(Slide 45) #THINK.DIFFERENT!
(Slide 46) GRASS FIELDS CAN TAKE MORE!!!
ESSMA’s core values are the foundation of how grass fields can take more. Friendship is at work here in the room today. Respect is what we have for our colleagues hard work and results. Excellence describes that work. Teamwork is base for excellence to gain respect. And Integrity wraps it all together in an ethical manner. All of these values build the foundation for positive thinking and communication. Communication. Communication.
(Slide 47) Open communication (taking place right here in this room!) around the world is what leads to innovation. I use a Steve Jobs story again, fittingly as he is the modern world example and founder of #Think.Different: In 1983 in an award speech for innovation, Mr. Jobs references the importance of experience on innovation. Experiencing situations outside of our own is how creative thinking is born. Sharing ideas and experiences just as we are here in this room today with 10 different languages being spoken and a multitude of challenges being faced… Today we all sit here together as ONE. As we communicate and exchange experiences, we realize that the person next to us has answers to questions that we have. We have answers to questions that they have. And together we all have answers to questions that others may not even know that need to be asked!!!
WOW!!! Now that is POWERFUL!!!
Think about that... right now, someone in this room has the answer to a question that before the day started, they didn’t even know needed to be asked. I have shown examples: We at SoccerPlex didn’t even think about the question needing to be asked was “what seed”… not “what sod”. Henry Ford said himself… people didn’t know they needed to be asking for a new CAR, they wanted a faster horse! Imants invented the new Universe rotor for the Field Topmaker for Desso… but we have found its amazing on bermudagrass. IDEAS. IDEAS. IDEAS.
(Slide 48) And THAT ladies and gentlemen… is why we are in the middle of REVOLUTION. We are no longer changing the answer to the questions. We are now changing the questions that are being asked. #REVOLUTION.
(Slide 49) I leave you with a simple conclusion…. We are here discussing the challenges that we all face, all over the world. But ultimately, none of the challenges go away if we do not change the way we approach them. “If we always do what we have always done, we will always get what we always got.”
Very, very simple. #THINK.DIFFERENT.
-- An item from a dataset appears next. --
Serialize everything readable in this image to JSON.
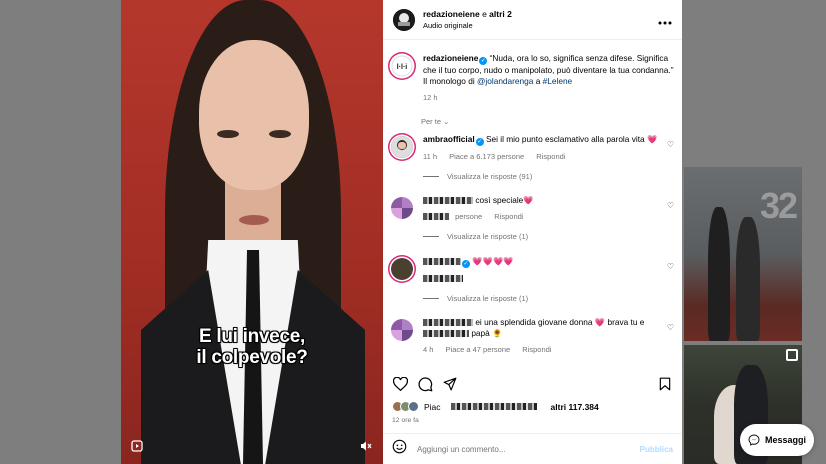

(Slide 50) THE FUTURE IS BRIGHT!!! Innovation is happening all around us. It is evening happening in this room at this very second. Someone in here could have the next “big thing” when i comes to maintenance and management. Genetics are improving. Science is evolving. The human mind is thinking. We all are communicating as ONE unified industry. #THINK.DIFFERENT. Grass fields CAN take more.